Even Bush's national security adviser, Condoleezza Rice, was apparently not fully briefed. Woodward said Bush told her that morning he was having Rumsfeld work on Iraq but did not give details.

Bush’s decision to begin preparations for war with Iraq in November 2001 help explain why at that time he did not commit sufficient forces in Afghanistan to crush Al Qaeda and capture or kill bin Laden.

Soon after Bush ordered Rumsfeld to prepare a fresh plan for war with Iraq, America learned in December 2001 that its Afghan allies were fighting Al Qaeda forces – including bin Laden – in the mountains of Tora Bora. Rather than commit sufficient American forces for a decisive victory over Al Qaeda, Bush was content to rely on the local Afghan forces to confront bin Laden and his troops. The result was bin Laden and most of his forces slipped away through the mountains.

It appears that Bush was more concerned with settling old scores in Iraq than in eradicating the Al Qaeda threat slipping away in Afghanistan. Bush may have feared that committing sufficient forces to Afghanistan to finish off Al Qaeda would threaten his desired war with Iraq. Bush’s secret plan for war with Iraq became the enemy to an effective war on terror.

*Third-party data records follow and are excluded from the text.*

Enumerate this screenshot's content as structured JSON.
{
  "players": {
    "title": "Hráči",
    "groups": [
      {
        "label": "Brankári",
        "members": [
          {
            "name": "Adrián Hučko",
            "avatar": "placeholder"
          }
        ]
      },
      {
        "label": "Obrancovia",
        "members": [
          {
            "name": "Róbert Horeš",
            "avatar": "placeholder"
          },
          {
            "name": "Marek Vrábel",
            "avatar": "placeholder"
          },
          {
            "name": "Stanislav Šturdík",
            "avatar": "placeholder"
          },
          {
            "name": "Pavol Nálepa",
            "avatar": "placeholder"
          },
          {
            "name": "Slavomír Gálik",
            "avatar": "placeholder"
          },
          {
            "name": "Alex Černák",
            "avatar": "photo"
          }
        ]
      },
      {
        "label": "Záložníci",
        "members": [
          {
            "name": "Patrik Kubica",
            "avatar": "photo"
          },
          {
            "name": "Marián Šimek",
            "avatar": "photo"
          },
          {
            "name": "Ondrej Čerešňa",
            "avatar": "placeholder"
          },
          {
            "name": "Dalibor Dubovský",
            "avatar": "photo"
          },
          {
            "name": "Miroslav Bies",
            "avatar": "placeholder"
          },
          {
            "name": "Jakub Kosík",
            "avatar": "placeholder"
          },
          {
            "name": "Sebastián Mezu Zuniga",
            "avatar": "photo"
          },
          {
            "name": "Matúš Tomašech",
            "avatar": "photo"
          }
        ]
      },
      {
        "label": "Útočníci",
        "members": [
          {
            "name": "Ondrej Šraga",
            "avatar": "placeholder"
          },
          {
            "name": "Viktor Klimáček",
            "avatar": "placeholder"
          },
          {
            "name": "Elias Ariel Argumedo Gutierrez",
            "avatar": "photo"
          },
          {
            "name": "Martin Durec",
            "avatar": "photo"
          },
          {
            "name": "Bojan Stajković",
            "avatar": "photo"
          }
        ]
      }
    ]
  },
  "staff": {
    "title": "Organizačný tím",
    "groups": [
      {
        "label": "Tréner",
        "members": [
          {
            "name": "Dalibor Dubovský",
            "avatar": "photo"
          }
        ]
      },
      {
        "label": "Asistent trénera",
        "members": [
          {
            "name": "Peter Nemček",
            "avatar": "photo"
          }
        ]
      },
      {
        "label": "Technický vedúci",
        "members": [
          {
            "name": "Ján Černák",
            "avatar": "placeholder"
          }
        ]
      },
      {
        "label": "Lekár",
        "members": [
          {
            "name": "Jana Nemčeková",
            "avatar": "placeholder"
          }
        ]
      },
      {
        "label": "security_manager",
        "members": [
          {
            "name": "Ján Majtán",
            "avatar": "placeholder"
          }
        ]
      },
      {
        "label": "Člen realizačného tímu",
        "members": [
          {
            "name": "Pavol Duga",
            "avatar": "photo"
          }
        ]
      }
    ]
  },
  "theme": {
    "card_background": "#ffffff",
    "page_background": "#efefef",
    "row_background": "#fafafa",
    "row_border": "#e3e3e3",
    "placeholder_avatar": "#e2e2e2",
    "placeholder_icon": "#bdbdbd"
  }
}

Now, I suppose some people might criticize Bush for deciding to march into a war of choice – not necessity – without first engaging in a national debate about whether such an elective war was in our national interests.

Some people are probably going to criticize Bush for making such decisions without involving his own national security adviser and the director of the CIA in the analysis of whether a war with Iraq was wise.

And there are certainly going to be people criticizing Bush for neglecting to finish off Al Qaeda before tying American forces down in an elective war in Iraq.

But, while I believe Bush has been a miserable failure in the war on terror (not to imply that he has not been a miserable failure in any other area), as an open-minded pundit, I must admit that an argument can be made that such criticisms are unfair.

Perhaps it is unfair to criticize Bush for failing to engage in a national debate on whether to go to war with Iraq. After all, as Bush told Woodward, “I knew what would happen if people thought we were developing a potential war plan for Iraq .... [I]t would look like that I was anxious to go to war. And I'm not anxious to go to war.” So Bush was more interested in his image than in democracy. Is that such a big deal?

It probably is unfair to criticize Bush for not involving the Director of the CIA and his own national security adviser in the analysis of whether a war with Iraq was wise. As the Bush administration’s disastrous and bumbling job in trying to pacify Iraq for the past year demonstrates, Bush never engaged in any lengthy analysis before launching his Iraq adventure. Thus, Tenet and Rice weren’t really excluded from much.

And it is certainly unfair to hold Bush to standards – such as wisdom or even minimal competence – that he could never meet. Bush is an incurious, ignorant ideologue who is incapable of thinking strategically or even considering the likely consequences of his acts.

As Bush himself acknowledged in one of his rambling and evasive responses towards the end of Tuesday night’s presidential press conference, “maybe I’m not as quick on my feet as I should be ....”

I guess Bush must have been on his feet when he decided it was more important to invade a marginalized Iraq than to crush the greatest terrorist threat to America.

Thanks to his secret plan, Bush got his war against Iraq, even if it was at the expense of the war on terror.